Calling All Colors: Games bring area students together at diversity conference
BY GENE KAISER
Grand Haven Tribune
At previous Calling All Colors conferences, area middle school students tried Native American drum dancing, African beading and martial arts to experience just a small part of another culture.
But due to requests from the students, at the next Calling All Colors on Monday at Grand Valley State University, they will instead focus on teamwork with students of other races and from other schools.
"They always give us feedback in their evaluations (of the conference) that they would like to do things together more," said Onencia Ruiz, conference coordinator.
During this conference, which is held in the fall at Hope College and then again each spring, students learn and dialogue about racial harmony and diversity issues. And in the past, the students also tried their hand at various cultural activities
from dancing, to making quilts and doing crafts.
But on Monday about 170 middle school students will be broken up randomly into groups for the first time to play cooperative games. They will meet students from other schools and learn how to work together, Ruiz said.
Participants include students - from Lakeshore, White Pines, Spring Lake and Fruitport middle schools and St. Mary's Catholic School.
Ruiz said that while the idea to play games came from the students, it perfectly compliments the purpose of the conference.
"A goal of the conference is to bring kids together of different ethnic backgrounds. Some of those kids don't have the experience of being around other races. Some of these schools are predominantly white," Ruiz said.

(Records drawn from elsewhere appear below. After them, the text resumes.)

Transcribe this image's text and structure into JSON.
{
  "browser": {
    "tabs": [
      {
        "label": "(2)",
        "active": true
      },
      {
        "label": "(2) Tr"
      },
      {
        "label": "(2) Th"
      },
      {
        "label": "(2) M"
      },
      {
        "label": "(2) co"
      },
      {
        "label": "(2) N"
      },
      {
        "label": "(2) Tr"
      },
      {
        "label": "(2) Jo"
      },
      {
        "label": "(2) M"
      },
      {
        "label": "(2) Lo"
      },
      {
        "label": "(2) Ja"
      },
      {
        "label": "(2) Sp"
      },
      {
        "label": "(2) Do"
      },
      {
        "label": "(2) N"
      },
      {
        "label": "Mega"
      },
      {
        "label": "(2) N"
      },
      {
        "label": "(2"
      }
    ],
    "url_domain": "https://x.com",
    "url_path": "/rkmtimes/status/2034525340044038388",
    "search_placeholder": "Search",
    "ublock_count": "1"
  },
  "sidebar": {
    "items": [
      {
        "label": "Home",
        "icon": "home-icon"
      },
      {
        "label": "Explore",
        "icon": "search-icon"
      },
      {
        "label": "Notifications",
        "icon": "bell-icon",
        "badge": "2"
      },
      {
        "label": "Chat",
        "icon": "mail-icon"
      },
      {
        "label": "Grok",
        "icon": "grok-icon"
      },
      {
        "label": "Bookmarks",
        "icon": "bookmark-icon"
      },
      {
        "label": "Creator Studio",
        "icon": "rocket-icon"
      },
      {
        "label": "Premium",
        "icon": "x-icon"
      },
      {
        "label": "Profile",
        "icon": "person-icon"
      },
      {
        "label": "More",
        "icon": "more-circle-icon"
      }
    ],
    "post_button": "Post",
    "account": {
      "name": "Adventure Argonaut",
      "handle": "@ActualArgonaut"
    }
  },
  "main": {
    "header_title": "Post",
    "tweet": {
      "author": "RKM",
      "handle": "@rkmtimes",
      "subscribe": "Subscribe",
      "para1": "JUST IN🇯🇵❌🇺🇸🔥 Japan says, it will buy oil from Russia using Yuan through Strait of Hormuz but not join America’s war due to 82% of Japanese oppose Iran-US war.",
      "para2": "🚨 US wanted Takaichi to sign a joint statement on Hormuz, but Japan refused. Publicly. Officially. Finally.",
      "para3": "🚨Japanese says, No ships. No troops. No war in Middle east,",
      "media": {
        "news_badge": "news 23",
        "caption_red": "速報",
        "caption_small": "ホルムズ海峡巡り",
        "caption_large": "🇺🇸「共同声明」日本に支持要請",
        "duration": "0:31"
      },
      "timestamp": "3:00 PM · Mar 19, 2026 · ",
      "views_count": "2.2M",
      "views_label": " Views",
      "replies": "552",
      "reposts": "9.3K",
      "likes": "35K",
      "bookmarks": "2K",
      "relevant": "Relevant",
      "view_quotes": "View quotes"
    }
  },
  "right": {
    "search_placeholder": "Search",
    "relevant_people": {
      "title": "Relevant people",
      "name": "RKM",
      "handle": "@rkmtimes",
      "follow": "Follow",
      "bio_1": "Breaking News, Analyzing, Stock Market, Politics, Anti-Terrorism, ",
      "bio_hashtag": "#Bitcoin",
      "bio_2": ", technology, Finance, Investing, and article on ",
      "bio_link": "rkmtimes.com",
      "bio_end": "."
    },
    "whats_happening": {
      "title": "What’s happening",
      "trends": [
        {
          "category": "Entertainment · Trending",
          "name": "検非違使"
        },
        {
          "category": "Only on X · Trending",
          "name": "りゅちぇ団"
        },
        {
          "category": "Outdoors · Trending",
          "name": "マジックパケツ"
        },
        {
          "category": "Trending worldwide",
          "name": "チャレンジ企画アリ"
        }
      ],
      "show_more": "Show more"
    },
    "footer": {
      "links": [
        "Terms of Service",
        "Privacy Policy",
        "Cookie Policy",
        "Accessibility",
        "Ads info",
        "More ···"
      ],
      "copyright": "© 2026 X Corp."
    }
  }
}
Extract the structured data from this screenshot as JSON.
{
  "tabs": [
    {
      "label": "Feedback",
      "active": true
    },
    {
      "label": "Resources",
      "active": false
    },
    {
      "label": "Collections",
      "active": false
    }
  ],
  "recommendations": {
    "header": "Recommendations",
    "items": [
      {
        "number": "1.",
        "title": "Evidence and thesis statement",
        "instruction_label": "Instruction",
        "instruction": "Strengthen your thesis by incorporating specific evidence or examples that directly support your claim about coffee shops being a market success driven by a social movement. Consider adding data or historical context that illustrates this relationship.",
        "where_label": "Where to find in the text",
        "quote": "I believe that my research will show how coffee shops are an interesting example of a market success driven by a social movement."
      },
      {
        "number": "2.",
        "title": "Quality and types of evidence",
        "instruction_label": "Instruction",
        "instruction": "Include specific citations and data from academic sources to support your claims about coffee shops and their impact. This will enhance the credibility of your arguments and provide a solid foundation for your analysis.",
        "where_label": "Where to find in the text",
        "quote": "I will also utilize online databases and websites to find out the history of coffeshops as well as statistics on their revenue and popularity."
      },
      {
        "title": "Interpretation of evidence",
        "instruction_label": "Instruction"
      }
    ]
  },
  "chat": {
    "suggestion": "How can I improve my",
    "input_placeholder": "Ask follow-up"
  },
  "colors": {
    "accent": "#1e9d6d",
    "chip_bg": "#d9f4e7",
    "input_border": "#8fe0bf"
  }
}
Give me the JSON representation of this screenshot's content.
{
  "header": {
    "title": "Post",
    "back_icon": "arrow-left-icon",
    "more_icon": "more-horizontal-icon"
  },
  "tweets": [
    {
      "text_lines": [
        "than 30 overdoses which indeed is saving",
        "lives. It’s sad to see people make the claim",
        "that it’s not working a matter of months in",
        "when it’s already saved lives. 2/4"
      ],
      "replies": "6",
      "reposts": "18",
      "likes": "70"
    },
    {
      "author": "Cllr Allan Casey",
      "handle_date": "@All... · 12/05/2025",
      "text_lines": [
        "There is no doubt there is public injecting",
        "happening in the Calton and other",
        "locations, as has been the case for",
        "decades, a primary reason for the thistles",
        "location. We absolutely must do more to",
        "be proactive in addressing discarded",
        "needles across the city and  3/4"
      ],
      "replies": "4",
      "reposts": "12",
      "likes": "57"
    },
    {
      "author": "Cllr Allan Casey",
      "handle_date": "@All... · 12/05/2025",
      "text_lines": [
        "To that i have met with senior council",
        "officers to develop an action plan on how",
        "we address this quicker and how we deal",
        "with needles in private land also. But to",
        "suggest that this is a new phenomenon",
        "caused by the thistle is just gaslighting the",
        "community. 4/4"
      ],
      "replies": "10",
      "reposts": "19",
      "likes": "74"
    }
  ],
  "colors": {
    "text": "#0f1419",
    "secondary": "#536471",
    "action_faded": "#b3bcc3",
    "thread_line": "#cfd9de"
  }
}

"We want them to socialize and have a positive experience with diversity."
As part of that experience, the students will also be presenting their action plans for celebrating diversity in their own schools. These same students attended the first Calling All Colors conference of the year in the fall, where they created action plans to start programs in their schools that focus on diversity. At Monday's conference, the students will be reporting on what they did this school year to implement these plans.
According to Ruiz, one school's action plan meant holding their own Calling All Colors conference while another had a diversity week, where students enjoyed food and activities from other cultures.
"It's good for them to see that the other kids are doing on this as well," Ruiz said of the student reports on the action plans. "This way we have an outcome measure."
Students will also hear from guest speaker Michael Fowlin, who will portray several different characters of various races and the types of discrimination they encounter.
"Apparently it's quite powerful. One minute you're laughing and the next minute you might be crying," Ruiz said. "That's going to be the highlight of the day."
Fowlin was one of the speakers at Grand Haven High School's Diversity Day last year.
Ruiz said that after Fowlin's presentation, the students will be broken up into dialogue groups where they will talk about the issues he raised and the types of discrimination that they have experienced.
The conference is sponsored by the Lakeshore Ethnic Diversity Alliance, which began organizing the conference in 1996.